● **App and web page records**
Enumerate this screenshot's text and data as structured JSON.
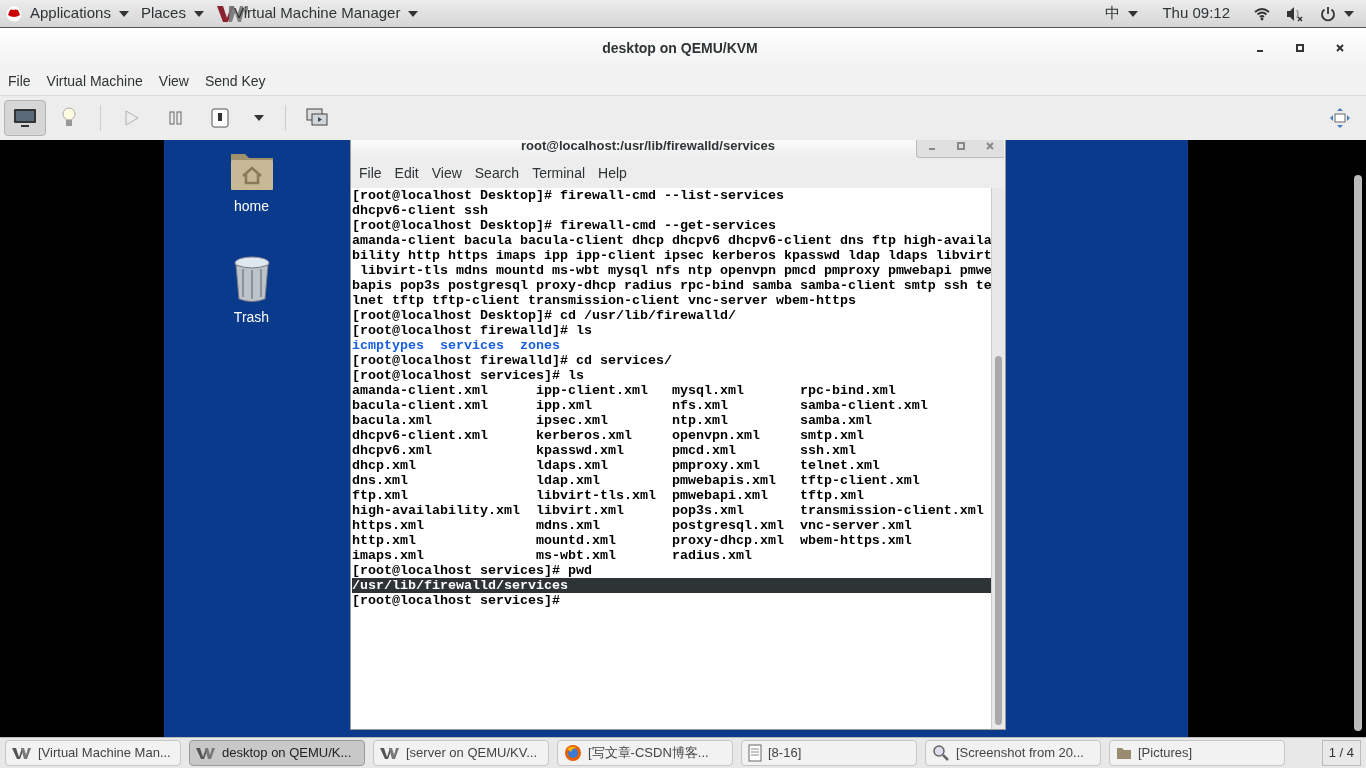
{
  "top_bar": {
    "menus": [
      {
        "label": "Applications",
        "kind": "logo"
      },
      {
        "label": "Places",
        "kind": "plain"
      },
      {
        "label": "Virtual Machine Manager",
        "kind": "vm"
      }
    ],
    "input_method": "中",
    "clock": "Thu 09:12"
  },
  "window": {
    "title": "desktop on QEMU/KVM",
    "menu": [
      "File",
      "Virtual Machine",
      "View",
      "Send Key"
    ],
    "toolbar": {
      "console_selected": true,
      "run_disabled": true
    }
  },
  "desktop": {
    "icons": [
      {
        "label": "home",
        "kind": "folder"
      },
      {
        "label": "Trash",
        "kind": "trash"
      }
    ]
  },
  "terminal": {
    "title": "root@localhost:/usr/lib/firewalld/services",
    "menu": [
      "File",
      "Edit",
      "View",
      "Search",
      "Terminal",
      "Help"
    ],
    "lines": [
      {
        "kind": "plain",
        "text": "[root@localhost Desktop]# firewall-cmd --list-services"
      },
      {
        "kind": "plain",
        "text": "dhcpv6-client ssh"
      },
      {
        "kind": "plain",
        "text": "[root@localhost Desktop]# firewall-cmd --get-services"
      },
      {
        "kind": "plain",
        "text": "amanda-client bacula bacula-client dhcp dhcpv6 dhcpv6-client dns ftp high-availa"
      },
      {
        "kind": "plain",
        "text": "bility http https imaps ipp ipp-client ipsec kerberos kpasswd ldap ldaps libvirt"
      },
      {
        "kind": "plain",
        "text": " libvirt-tls mdns mountd ms-wbt mysql nfs ntp openvpn pmcd pmproxy pmwebapi pmwe"
      },
      {
        "kind": "plain",
        "text": "bapis pop3s postgresql proxy-dhcp radius rpc-bind samba samba-client smtp ssh te"
      },
      {
        "kind": "plain",
        "text": "lnet tftp tftp-client transmission-client vnc-server wbem-https"
      },
      {
        "kind": "plain",
        "text": "[root@localhost Desktop]# cd /usr/lib/firewalld/"
      },
      {
        "kind": "plain",
        "text": "[root@localhost firewalld]# ls"
      },
      {
        "kind": "dirs",
        "items": [
          "icmptypes",
          "services",
          "zones"
        ]
      },
      {
        "kind": "plain",
        "text": "[root@localhost firewalld]# cd services/"
      },
      {
        "kind": "plain",
        "text": "[root@localhost services]# ls"
      },
      {
        "kind": "columns",
        "cells": [
          "amanda-client.xml",
          "ipp-client.xml",
          "mysql.xml",
          "rpc-bind.xml"
        ]
      },
      {
        "kind": "columns",
        "cells": [
          "bacula-client.xml",
          "ipp.xml",
          "nfs.xml",
          "samba-client.xml"
        ]
      },
      {
        "kind": "columns",
        "cells": [
          "bacula.xml",
          "ipsec.xml",
          "ntp.xml",
          "samba.xml"
        ]
      },
      {
        "kind": "columns",
        "cells": [
          "dhcpv6-client.xml",
          "kerberos.xml",
          "openvpn.xml",
          "smtp.xml"
        ]
      },
      {
        "kind": "columns",
        "cells": [
          "dhcpv6.xml",
          "kpasswd.xml",
          "pmcd.xml",
          "ssh.xml"
        ]
      },
      {
        "kind": "columns",
        "cells": [
          "dhcp.xml",
          "ldaps.xml",
          "pmproxy.xml",
          "telnet.xml"
        ]
      },
      {
        "kind": "columns",
        "cells": [
          "dns.xml",
          "ldap.xml",
          "pmwebapis.xml",
          "tftp-client.xml"
        ]
      },
      {
        "kind": "columns",
        "cells": [
          "ftp.xml",
          "libvirt-tls.xml",
          "pmwebapi.xml",
          "tftp.xml"
        ]
      },
      {
        "kind": "columns",
        "cells": [
          "high-availability.xml",
          "libvirt.xml",
          "pop3s.xml",
          "transmission-client.xml"
        ]
      },
      {
        "kind": "columns",
        "cells": [
          "https.xml",
          "mdns.xml",
          "postgresql.xml",
          "vnc-server.xml"
        ]
      },
      {
        "kind": "columns",
        "cells": [
          "http.xml",
          "mountd.xml",
          "proxy-dhcp.xml",
          "wbem-https.xml"
        ]
      },
      {
        "kind": "columns",
        "cells": [
          "imaps.xml",
          "ms-wbt.xml",
          "radius.xml"
        ]
      },
      {
        "kind": "plain",
        "text": "[root@localhost services]# pwd"
      },
      {
        "kind": "highlight",
        "text": "/usr/lib/firewalld/services"
      },
      {
        "kind": "plain",
        "text": "[root@localhost services]#"
      }
    ]
  },
  "taskbar": {
    "items": [
      {
        "label": "[Virtual Machine Man...",
        "kind": "vm",
        "selected": false
      },
      {
        "label": "desktop on QEMU/K...",
        "kind": "vm",
        "selected": true
      },
      {
        "label": "[server on QEMU/KV...",
        "kind": "vm",
        "selected": false
      },
      {
        "label": "[写文章-CSDN博客...",
        "kind": "browser",
        "selected": false
      },
      {
        "label": "[8-16]",
        "kind": "document",
        "selected": false
      },
      {
        "label": "[Screenshot from 20...",
        "kind": "viewer",
        "selected": false
      },
      {
        "label": "[Pictures]",
        "kind": "folder",
        "selected": false
      }
    ],
    "pager": "1 / 4"
  }
}
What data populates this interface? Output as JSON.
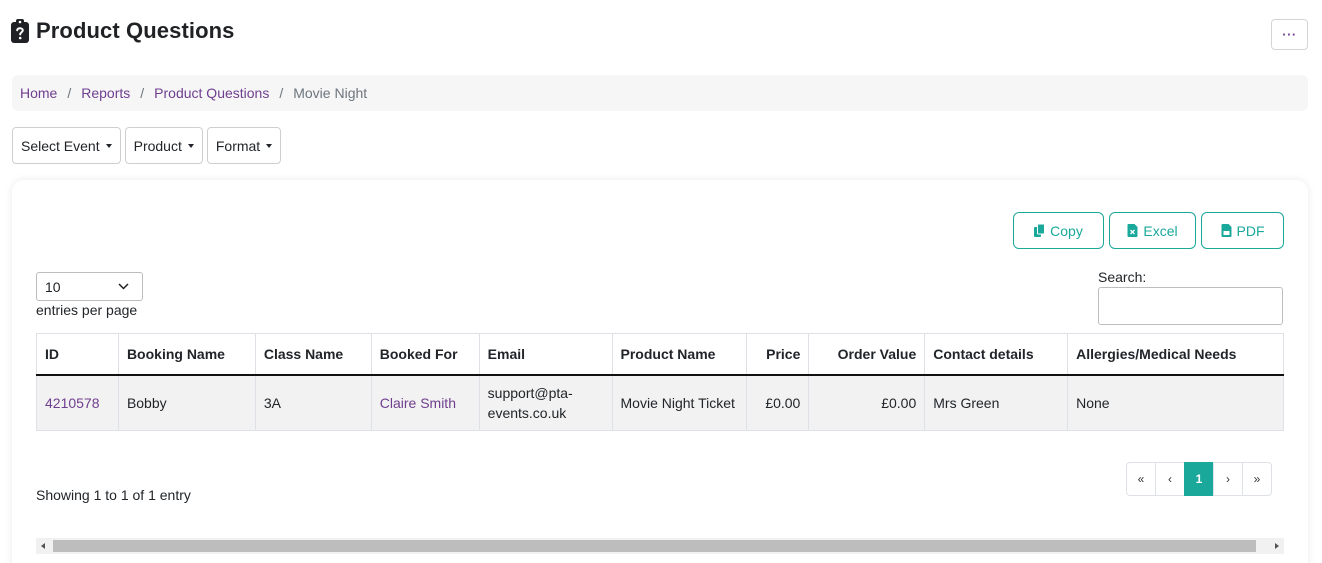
{
  "page": {
    "title": "Product Questions",
    "title_icon": "clipboard-question-icon",
    "more_label": "···"
  },
  "breadcrumb": {
    "home": "Home",
    "reports": "Reports",
    "product_questions": "Product Questions",
    "current": "Movie Night"
  },
  "filters": {
    "event": "Select Event",
    "product": "Product",
    "format": "Format"
  },
  "export": {
    "copy": "Copy",
    "excel": "Excel",
    "pdf": "PDF"
  },
  "table_controls": {
    "length_value": "10",
    "length_label": "entries per page",
    "search_label": "Search:",
    "search_value": ""
  },
  "table": {
    "columns": [
      "ID",
      "Booking Name",
      "Class Name",
      "Booked For",
      "Email",
      "Product Name",
      "Price",
      "Order Value",
      "Contact details",
      "Allergies/Medical Needs"
    ],
    "rows": [
      [
        "4210578",
        "Bobby",
        "3A",
        "Claire Smith",
        "support@pta-events.co.uk",
        "Movie Night Ticket",
        "£0.00",
        "£0.00",
        "Mrs Green",
        "None"
      ]
    ]
  },
  "info": "Showing 1 to 1 of 1 entry",
  "pagination": {
    "first": "«",
    "prev": "‹",
    "current": "1",
    "next": "›",
    "last": "»"
  },
  "colors": {
    "accent": "#1aa89b",
    "link": "#6f3f8f"
  }
}
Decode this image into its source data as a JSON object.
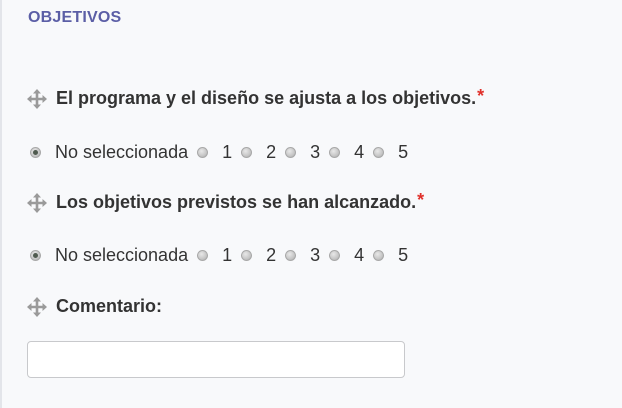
{
  "section": {
    "title": "OBJETIVOS"
  },
  "questions": [
    {
      "label": "El programa y el diseño se ajusta a los objetivos.",
      "required_mark": "*",
      "options": [
        "No seleccionada",
        "1",
        "2",
        "3",
        "4",
        "5"
      ],
      "selected": "No seleccionada"
    },
    {
      "label": "Los objetivos previstos se han alcanzado.",
      "required_mark": "*",
      "options": [
        "No seleccionada",
        "1",
        "2",
        "3",
        "4",
        "5"
      ],
      "selected": "No seleccionada"
    }
  ],
  "comment": {
    "label": "Comentario:",
    "value": ""
  },
  "colors": {
    "title": "#5b5ea6",
    "required": "#e0302a"
  },
  "icons": {
    "drag": "move-arrows-icon"
  }
}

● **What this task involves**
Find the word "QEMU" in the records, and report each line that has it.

● **Written solution**
    "title": "desktop on QEMU/KVM",
        "label": "desktop on QEMU/K...",
        "label": "[server on QEMU/KV...",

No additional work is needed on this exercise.